Friday, September 10, 2010
The Right Tool for the Job
This is a very high-pressure weekend. I have about 150 pages of grading (some of which is already done, but much of which I still have to do), and both yesterday and today I had meetings at work, and on Sunday I'm preaching for the last time at church. (The last time in my parish before it closes, anyway, and for all I know, the last time ever.) I wrote the homily yesterday, weeping as I typed; atheist Gary loves it, and I hope my congregation will too. Still, that was several hours when I wasn't grading.
Plus it's balloon weekend, so very early tomorrow there's a balloon-watching party Gary and I usually go to, but I also go to the hospital on Saturdays, and two good friends in the music department are giving a recital-followed-by-reception tomorrow evening.
And my allergies have been really horrible. This morning I woke up and promptly went off on a long sneezing fit, and my condition just got worse as the day progressed. I sat slit-eyed, foggy-brained, shivering and sniffling through both meetings today, even though I took my Zertec this morning. I'd wanted to attend a friend's literary reading this afternoon (on top of everything else!) but begged off because I felt so rotten.
Obviously, something has to give. If I still feel allergic tomorrow, I'll probably skip both the party and my hospital shift to stay home and grade, although I'll go to the recital unless I can't get out of bed. If I feel better tomorrow -- as I fervently hope I will -- I'll probably drop Gary at the party and dash to the hospital for an early shift so I can get some grading done between that and the recital.
Needless to say, I'm feeling pressured and cranky, although a lot of this is my own fault. I could have scheduled a different preaching date and a different paper due date: I just wasn't thinking. There's no way I could have foreseen being so slowed down by pollen, though. (And why am I taking the time to blog? Hey, all God's critters gotta vent.)
So, anyway, yesterday I was trying to get work done and my computer kept seizing up. I use my netbook, docked to a full-sized monitor, as my main computer. When I got the netbook, I knew it would be slower than a desktop, but I didn't think I'd care.
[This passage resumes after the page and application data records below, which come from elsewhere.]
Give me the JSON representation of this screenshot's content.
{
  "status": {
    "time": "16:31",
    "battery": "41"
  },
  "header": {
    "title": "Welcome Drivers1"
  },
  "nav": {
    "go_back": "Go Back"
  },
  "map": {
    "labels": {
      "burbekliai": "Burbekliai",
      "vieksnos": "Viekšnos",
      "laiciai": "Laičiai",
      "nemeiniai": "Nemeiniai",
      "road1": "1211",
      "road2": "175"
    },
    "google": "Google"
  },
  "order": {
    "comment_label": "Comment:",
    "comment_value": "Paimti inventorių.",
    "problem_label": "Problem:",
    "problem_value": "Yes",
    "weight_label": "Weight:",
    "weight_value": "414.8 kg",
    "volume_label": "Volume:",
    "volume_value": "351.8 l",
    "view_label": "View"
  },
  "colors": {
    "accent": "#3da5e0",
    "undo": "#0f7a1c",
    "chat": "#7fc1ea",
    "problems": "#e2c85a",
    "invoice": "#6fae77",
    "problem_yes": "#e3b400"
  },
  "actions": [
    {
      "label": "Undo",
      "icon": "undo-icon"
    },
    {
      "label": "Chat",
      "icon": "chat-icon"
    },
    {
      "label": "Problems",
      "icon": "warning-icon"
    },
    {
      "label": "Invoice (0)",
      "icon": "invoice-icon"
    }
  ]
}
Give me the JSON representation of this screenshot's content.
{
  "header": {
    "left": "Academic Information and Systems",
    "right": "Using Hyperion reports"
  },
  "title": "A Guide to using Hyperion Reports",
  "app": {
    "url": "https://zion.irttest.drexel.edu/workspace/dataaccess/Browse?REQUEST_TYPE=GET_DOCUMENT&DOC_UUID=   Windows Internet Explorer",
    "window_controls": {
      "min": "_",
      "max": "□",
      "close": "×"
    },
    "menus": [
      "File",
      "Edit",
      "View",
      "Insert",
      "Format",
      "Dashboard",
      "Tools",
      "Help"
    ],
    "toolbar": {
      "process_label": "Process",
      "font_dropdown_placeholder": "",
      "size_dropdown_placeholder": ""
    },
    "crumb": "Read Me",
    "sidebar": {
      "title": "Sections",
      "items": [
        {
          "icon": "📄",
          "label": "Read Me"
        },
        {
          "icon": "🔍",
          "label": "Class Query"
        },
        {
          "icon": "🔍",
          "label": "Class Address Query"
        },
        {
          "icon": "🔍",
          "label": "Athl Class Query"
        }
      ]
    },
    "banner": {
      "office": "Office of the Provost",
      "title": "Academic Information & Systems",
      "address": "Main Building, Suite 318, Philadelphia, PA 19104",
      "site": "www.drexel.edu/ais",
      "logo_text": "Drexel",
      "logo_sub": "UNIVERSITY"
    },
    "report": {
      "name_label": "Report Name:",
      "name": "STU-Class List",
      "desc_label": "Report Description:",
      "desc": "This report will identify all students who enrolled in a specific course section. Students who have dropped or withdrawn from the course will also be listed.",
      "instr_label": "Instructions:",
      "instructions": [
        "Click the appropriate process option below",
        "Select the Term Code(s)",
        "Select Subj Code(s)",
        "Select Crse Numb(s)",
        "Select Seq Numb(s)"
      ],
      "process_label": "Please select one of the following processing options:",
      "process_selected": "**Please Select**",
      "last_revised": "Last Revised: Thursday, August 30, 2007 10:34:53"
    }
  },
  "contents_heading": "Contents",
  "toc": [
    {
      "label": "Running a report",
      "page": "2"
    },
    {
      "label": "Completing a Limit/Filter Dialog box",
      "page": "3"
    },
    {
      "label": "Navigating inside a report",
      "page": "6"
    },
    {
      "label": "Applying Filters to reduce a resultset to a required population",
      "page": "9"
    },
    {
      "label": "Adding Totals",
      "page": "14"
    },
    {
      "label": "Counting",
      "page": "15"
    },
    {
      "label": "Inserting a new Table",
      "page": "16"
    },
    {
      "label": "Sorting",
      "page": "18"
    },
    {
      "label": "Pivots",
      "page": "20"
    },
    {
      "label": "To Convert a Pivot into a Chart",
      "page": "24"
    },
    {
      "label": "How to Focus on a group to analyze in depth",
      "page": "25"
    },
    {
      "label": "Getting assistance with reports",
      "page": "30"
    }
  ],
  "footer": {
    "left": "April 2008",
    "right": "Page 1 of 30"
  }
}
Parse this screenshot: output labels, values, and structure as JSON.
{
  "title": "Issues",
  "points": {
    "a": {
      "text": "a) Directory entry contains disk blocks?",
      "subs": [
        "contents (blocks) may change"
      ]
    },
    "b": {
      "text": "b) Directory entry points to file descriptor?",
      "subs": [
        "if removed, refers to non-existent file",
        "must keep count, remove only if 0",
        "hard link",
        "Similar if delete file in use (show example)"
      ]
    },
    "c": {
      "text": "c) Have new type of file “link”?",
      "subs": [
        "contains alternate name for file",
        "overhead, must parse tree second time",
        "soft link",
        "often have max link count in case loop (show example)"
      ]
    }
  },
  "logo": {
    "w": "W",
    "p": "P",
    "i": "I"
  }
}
Yesterday, I cared. I finally hollered out to Gary something on the order of, "Damn the money! I need a real computer!" So he ordered me a Dell desktop: not too pricy, but still another hit on my money from Mom. (I also still have to fill out the financial paperwork from the lawyer so I can get the money from Mom, but that won't happen this week.) This isn't difficult to justify, though. I'm a writer and a professor. I need a computer that doesn't take a week to boot up and freeze whenever I'm trying to work with multiple windows.
Today after the work meetings, I went to my friendly neighborhood supermarket pharmacy to get eye drops. While I was there, I asked the pharmacist what I could take on top of the Zertec that wouldn't knock me out. (Forget Benedryl: you might as well just shoot me with an elephant tranquilizer.) On the advice of the pharmacist, I'm now on a 24-hour Sudafed pill. It's made me spacy and dizzy, but I can breathe, and I've gotten some work done.
Meanwhile, I took more time I didn't have to race down to the music store and pick up the new shoulder rest, which had finally come in. It indeed works much better than my old violin rest! (And yes, I practiced for thirty minutes: more time I didn't have.)
Okay, so friends and family keep telling me I'm doing too much. If I were sensible, I'd just cancel my ER shift, which may happen anyway, but I really don't want to, since I love the work. And there's no way I'm missing the recital. But I've neither knit nor Kindled in days, and for me, those are real sacrifices!
And now, having vented, I'm going to grade one more paper before I go to bed.